▶ [Work required]:
Your task is to copy every line of the entries that holds the word "with".

*** Data Section Begins ***

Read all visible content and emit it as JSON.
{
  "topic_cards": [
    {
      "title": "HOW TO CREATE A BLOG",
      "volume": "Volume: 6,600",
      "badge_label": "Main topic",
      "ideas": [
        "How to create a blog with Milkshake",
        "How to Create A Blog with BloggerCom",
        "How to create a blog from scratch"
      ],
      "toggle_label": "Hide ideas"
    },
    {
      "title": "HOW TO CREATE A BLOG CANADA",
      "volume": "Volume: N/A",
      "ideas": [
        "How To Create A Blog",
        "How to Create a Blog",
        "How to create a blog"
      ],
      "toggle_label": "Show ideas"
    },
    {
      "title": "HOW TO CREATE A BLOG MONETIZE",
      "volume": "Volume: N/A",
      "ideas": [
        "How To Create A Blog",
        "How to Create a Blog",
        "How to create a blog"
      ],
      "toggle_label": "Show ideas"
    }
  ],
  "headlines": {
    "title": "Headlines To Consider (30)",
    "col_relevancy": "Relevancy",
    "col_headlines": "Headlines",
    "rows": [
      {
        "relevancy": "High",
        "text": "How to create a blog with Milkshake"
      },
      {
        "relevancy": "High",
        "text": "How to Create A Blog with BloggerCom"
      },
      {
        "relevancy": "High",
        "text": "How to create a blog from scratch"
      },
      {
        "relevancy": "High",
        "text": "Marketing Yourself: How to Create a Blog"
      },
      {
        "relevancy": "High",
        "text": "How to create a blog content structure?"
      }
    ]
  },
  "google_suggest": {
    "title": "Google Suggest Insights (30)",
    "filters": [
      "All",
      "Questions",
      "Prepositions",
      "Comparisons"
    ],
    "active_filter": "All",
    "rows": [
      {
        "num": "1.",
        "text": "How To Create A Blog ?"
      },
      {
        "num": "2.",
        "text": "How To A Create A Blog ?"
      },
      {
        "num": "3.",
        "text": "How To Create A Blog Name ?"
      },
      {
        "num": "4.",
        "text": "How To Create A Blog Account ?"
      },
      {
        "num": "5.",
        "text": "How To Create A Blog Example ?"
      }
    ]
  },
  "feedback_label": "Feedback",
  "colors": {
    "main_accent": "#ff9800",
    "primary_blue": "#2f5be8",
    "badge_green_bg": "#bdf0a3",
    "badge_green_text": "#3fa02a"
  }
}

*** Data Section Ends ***
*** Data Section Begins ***

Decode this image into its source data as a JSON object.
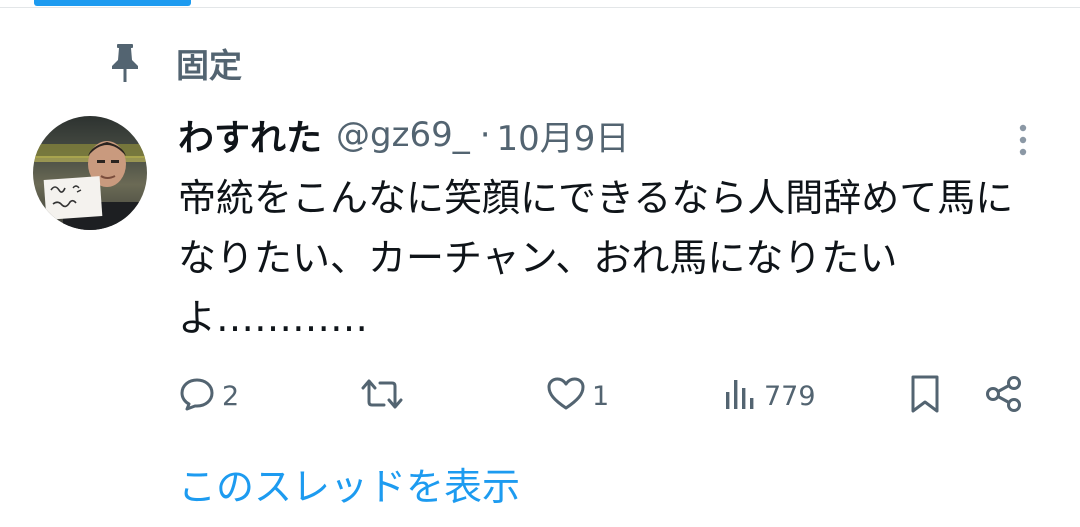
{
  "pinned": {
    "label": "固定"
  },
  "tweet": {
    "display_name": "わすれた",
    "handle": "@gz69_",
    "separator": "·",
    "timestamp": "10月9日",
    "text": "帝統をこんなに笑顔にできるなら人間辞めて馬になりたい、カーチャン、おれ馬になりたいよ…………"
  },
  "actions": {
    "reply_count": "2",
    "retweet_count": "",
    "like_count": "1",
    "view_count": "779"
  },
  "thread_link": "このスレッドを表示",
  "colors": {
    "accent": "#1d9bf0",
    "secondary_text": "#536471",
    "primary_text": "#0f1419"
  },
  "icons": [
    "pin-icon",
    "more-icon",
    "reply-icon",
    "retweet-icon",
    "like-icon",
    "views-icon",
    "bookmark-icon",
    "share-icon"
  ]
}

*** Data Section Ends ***

▶ [Worked solution]:
        "How to create a blog with Milkshake",
        "How to Create A Blog with BloggerCom",
        "text": "How to create a blog with Milkshake"
        "text": "How to Create A Blog with BloggerCom"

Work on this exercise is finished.